According to Jeffrey Cole, the USC project’s director, such an “extreme” finding “underscores the difficulty of getting Internet users to pay for anything that they already receive for free.”
Read full post here: http://www.thewrap.com/media/column-post/survey-no-one-would-pay-twitter-19570#
This is a recent quote from an AT&T executive on CNN: “There’s a gap between what people hear about us and what their experience is with us. We think that gap is beginning to close,” says Mark Siegel, an AT&T spokesman.
Everyone I know has the same experience with AT&T. Terrible. This guy needs to get out into San Francisco, Los Angeles and New York and talk to some people. I would love if I could keep my iPhone. I can’t and the simple reason is oftentimes my phone doesn’t ring, texts won’t send, email won’t go out, web won’t load and phone calls drop.

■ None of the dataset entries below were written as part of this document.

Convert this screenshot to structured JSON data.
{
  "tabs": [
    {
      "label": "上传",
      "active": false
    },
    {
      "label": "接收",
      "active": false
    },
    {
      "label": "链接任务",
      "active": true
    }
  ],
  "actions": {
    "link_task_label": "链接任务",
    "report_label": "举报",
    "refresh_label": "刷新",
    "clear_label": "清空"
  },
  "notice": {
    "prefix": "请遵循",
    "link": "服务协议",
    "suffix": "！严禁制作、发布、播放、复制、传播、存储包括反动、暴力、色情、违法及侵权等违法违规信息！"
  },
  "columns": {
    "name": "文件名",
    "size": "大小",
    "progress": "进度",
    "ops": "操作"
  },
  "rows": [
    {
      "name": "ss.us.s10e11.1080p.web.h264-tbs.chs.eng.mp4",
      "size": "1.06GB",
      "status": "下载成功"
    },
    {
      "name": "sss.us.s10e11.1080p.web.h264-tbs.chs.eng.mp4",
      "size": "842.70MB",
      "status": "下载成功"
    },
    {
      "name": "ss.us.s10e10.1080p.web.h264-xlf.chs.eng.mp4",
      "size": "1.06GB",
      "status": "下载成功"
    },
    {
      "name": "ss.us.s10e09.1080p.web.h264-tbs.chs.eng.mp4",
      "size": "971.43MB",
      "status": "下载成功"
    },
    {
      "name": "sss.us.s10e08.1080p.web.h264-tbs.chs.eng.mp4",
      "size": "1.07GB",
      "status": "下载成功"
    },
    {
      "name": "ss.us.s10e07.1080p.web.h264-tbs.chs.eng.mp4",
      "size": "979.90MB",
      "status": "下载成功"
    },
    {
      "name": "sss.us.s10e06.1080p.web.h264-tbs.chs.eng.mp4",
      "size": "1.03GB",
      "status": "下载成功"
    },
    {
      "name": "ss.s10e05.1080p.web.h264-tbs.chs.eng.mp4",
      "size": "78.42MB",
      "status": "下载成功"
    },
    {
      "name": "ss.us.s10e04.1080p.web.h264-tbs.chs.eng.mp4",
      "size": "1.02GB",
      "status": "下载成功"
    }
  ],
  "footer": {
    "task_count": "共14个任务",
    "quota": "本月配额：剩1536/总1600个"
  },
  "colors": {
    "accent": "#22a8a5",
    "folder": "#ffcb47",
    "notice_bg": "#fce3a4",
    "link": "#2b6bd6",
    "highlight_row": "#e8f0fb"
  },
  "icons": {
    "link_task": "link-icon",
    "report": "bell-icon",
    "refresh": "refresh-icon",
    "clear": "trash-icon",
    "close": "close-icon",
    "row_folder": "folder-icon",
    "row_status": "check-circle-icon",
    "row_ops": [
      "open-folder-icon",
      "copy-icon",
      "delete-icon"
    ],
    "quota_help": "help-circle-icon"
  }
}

I can’t think of too many other uses for it than those.
At lunch yesterday with a large FB solution provider and a finance friend we discussed whether FB is becoming the Internet. We didn’t reach consensus but I think it is easy to see how it could happen.
As FB Pages become more and more powerful will you really need your own website anymore? Especially when you have to spend so much time making sure everything you do and say ends up on your FB page. If everyone is roaming FB all day and finding all the information they need and able to shop and socialize then why would they need to leave. The websites off FB would become the equivalent of abandoned ghost towns – relics of the past.
Since my company focuses on local business it is easy to see how these value conscious and resource constrained merchants would choose to set up shop in one place (actually two if you consider their physical location) and not be bothered with updating multiple sites – their own, their mobile, their FB, their Merchantcircle, Citysearch, etc. You really don’t need to confuse yourself or your customers with multiple locations.
What do you think? Is Facebook eventually going to take over the Internet?
Geolocation services–mobile applications that allow users to share their physical whereabouts with their networks–are gaining momentum.
In a recent Webroot poll, researchers found that 55 percent of the 1,500 geolocation tool users polled are concerned about privacy loss and 45 percent are very concerned about letting potential burglars know when they’re away from home.
In February, a site called Please Rob Me launched to expose the privacy flaws of social media. The argument was this: if you’re checking into a location, like a restaurant, you’re broadcasting to the world that you’re not home.
Are you worried about being followed into that bar you just checked into or burglars trolling your apps?